By Anne Hartshorne Allen
In this Tale of Blawenburg, Anne Allen remembers what it was like growing up in Blawenburg in the 1960s.
I moved with my family, my father, two siblings, and pregnant mother to Blawenburg in 1960. So different from Brooklyn, this little town presented a wondrous new world. While our home was cozy and warm, there was so much to discover about our new surroundings.
The main sidewalk in Blawenburg started at a bustling corner at Route 518 and Great Road and clung to one side of the road for eight or nine houses down to the church, where it disappeared into the lawn of the parsonage house. It was dirt, nothing fancy, and it worked fine through snow, sleet, mud, and dry spells.
People in Blawenburg came from all walks of life. Many fathers were farmers. My father was an editor, another father was a psychiatrist who worked down at the Neuropsychiatric Institute. Other dads were cops, janitors, and professors.
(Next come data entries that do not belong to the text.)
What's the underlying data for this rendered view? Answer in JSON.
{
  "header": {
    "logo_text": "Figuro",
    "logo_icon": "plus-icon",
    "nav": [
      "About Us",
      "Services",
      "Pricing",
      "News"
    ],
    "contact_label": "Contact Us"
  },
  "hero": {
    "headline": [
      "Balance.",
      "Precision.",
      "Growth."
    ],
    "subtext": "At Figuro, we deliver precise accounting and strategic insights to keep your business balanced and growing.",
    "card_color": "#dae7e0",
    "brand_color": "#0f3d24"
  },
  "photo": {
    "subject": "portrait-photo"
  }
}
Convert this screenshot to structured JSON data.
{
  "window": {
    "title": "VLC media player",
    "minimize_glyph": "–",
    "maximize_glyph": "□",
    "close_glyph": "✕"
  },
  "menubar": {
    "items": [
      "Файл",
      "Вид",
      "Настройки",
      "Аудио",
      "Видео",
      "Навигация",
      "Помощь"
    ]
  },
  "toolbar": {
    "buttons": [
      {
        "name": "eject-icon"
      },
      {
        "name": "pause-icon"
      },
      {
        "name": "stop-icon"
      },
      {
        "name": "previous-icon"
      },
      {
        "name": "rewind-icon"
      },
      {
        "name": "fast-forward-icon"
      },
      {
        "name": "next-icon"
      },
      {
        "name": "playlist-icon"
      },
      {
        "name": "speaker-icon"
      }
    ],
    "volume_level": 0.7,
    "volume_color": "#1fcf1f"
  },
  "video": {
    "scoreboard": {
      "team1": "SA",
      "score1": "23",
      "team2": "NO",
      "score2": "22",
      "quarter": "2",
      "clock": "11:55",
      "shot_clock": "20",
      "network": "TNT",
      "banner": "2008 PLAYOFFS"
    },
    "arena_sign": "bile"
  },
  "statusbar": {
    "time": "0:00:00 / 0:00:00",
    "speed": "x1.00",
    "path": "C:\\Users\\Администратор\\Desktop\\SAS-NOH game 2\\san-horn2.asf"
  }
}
As I recall, we were like many small hamlets where people of all classes lived next to each other. They all took good care of their modest houses, went to work, came home, and were around on the weekends. Just about each house had a family, so there was a plethora of children our ages to play with. We all went to school together.
Anne Hartshorne Allen gets ready to blow out the eight candles on her birthday cake, which is held by her mother, Val Hartshorne. Mrs. Elizabeth Brewer, Anne’s surrogate grandmother, looks on.
I discovered Elizabeth and Fred Brewer when I was probably seven or eight years old. They lived across the road from us in a farmhouse that housed two different farm families. Everyone shared spaces in those days; they didn’t think a thing about it.
Fred managed the big, white cow barn that was directly behind their farmhouse. There must have been thirty Guernseys, reliable and gentle dairy c